“It’s changed the dynamic,” she said.

 

An even playing field

More than 40 states, including Pennsylvania, are asking the high court to overturn two decade-old cases, which only required retailers to collect sales tax if they have a physical presence in that state.

Lawyers argue states like Pennsylvania are losing much needed revenue, all because of a changing shopping dynamic.

“Ideally, every seller of goods in Pennsylvania should compete on a level playing field,” said Jeffrey Johnson, spokesman for the Pennsylvania Department of Revenue. “Having a tax advantage for remote sellers means that hometown retailers are facing unfair competition.”

Johnson said in fiscal year 2017-2018, the state lost $221 million in sales tax revenue from online sales.

In an effort to get ahead of the sales tax issue, in April, Pennsylvania began requiring Amazon and eBay Inc. to collect sales tax on items sold by third party retailers. The law is known as the Pennsylvania Marketplace Act.

“This is not a new tax,” said Johnson. “Rather, this change resulted in a more efficient system for certain individuals and businesses using online marketplaces to either collect sales tax, or notify their customers that use tax may be due on their purchases. The intent of the legislation is to help brick-and-mortar stores compete on an even playing field with online sellers.”

 

A windfall for the state

Dr. Fred Croop, a business professor at Misericordia University said overturning the decision could mean a windfall for states like Pennsylvania.

“If they overturn this, it will open the doors,” he said. “All states and municipalities are looking for any and all money they can get. They are collecting on back taxes, parking fines – you name it. Almost all of these governmental bodies are cash-strapped.”

He said the court will have to examine the difficulty of collecting taxes in multiple states.

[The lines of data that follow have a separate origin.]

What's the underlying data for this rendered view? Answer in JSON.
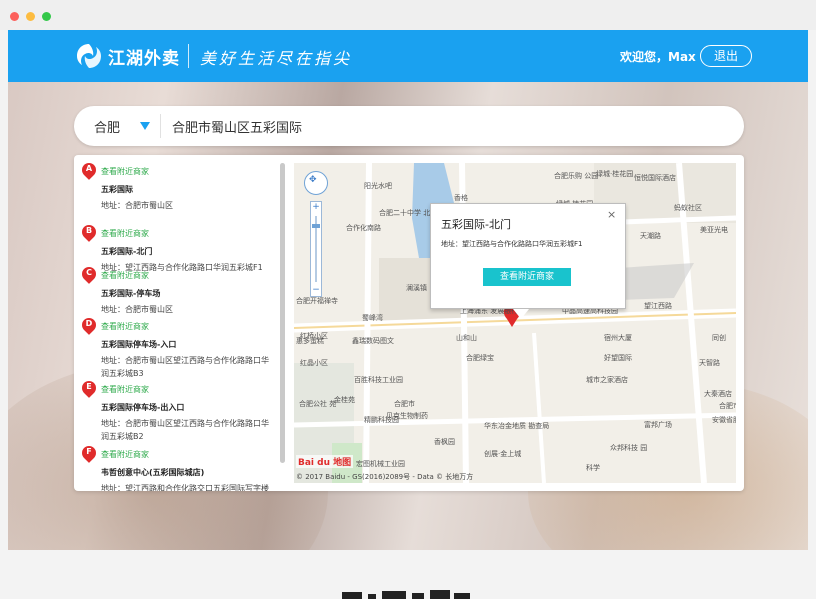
{
  "header": {
    "brand": "江湖外卖",
    "slogan": "美好生活尽在指尖",
    "welcome": "欢迎您，Max",
    "logout_label": "退出",
    "color": "#1aa1f0"
  },
  "search": {
    "city": "合肥",
    "address": "合肥市蜀山区五彩国际"
  },
  "results": [
    {
      "marker": "A",
      "link": "查看附近商家",
      "name": "五彩国际",
      "address": "地址：合肥市蜀山区"
    },
    {
      "marker": "B",
      "link": "查看附近商家",
      "name": "五彩国际-北门",
      "address": "地址：望江西路与合作化路路口华润五彩城F1"
    },
    {
      "marker": "C",
      "link": "查看附近商家",
      "name": "五彩国际-停车场",
      "address": "地址：合肥市蜀山区"
    },
    {
      "marker": "D",
      "link": "查看附近商家",
      "name": "五彩国际停车场-入口",
      "address": "地址：合肥市蜀山区望江西路与合作化路路口华润五彩城B3"
    },
    {
      "marker": "E",
      "link": "查看附近商家",
      "name": "五彩国际停车场-出入口",
      "address": "地址：合肥市蜀山区望江西路与合作化路路口华润五彩城B2"
    },
    {
      "marker": "F",
      "link": "查看附近商家",
      "name": "韦哲创意中心(五彩国际城店)",
      "address": "地址：望江西路和合作化路交口五彩国际写字楼"
    }
  ],
  "map": {
    "popup": {
      "title": "五彩国际-北门",
      "close": "×",
      "address": "地址：望江西路与合作化路路口华润五彩城F1",
      "button": "查看附近商家"
    },
    "labels": {
      "l1": "阳光水吧",
      "l2": "香格",
      "l3": "合肥二十中学\n北校区",
      "l4": "合作化南路",
      "l5": "澜溪镇",
      "l6": "合肥开福禅寺",
      "l7": "蜀峰湾",
      "l8": "上海浦东\n发展银行",
      "l9": "望江西路",
      "l10": "望江西路",
      "l11": "鑫瑞数码图文",
      "l12": "红晶小区",
      "l13": "合肥绿宝",
      "l14": "蚂蚁社区",
      "l15": "天潮路",
      "l16": "美亚光电",
      "l17": "绿城·桂花园",
      "l18": "绿城·桂花园",
      "l19": "恒悦国际酒店",
      "l20": "宿州大厦",
      "l21": "城市之家酒店",
      "l22": "百胜科技工业园",
      "l23": "合肥市",
      "l24": "贝克生物制药",
      "l25": "华东冶金地质\n勘查局",
      "l26": "富邦广场",
      "l27": "香枫园",
      "l28": "创展·金上城",
      "l29": "宏图机械工业园",
      "l30": "科学",
      "l31": "天智路",
      "l32": "众邦科技\n园",
      "l33": "好望国际",
      "l34": "红桥小区",
      "l35": "大秦酒店",
      "l36": "合肥市二十",
      "l37": "安徽省肥",
      "l38": "同创",
      "l39": "中晶高速高科技园",
      "l40": "惠多蛋糕",
      "l41": "合肥乐购\n公园",
      "l42": "山和山",
      "l43": "精鹏科技园",
      "l44": "金桂苑",
      "l45": "合肥公社\n苑",
      "l46": "合作化路"
    },
    "copyright": "© 2017 Baidu - GS(2016)2089号 - Data © 长地万方",
    "baidu_logo": "Bai du 地图"
  }
}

“The Supreme Court will have to decide the practicality of a small online business having to deal with all of the different regulations and reporting in all of these states,” he said. “It’s just going to be impossible for many of these sellers to be able to do that.”

Regardless of the decision, Fleming would like something concrete to follow.

“It would be beneficial for all of us to have a ruling we could follow because the sales tax issue seems to be up in the air and volatile, so it would be nice to have some type of ruling that would be standardized,” she said. “As a small business, accountants and bookkeepers are expensive. It would make a difference.”

“We are closely following the case that is now before the Supreme Court,” said Johnson. “We will have to see how the court rules.”

A decision is expected in July.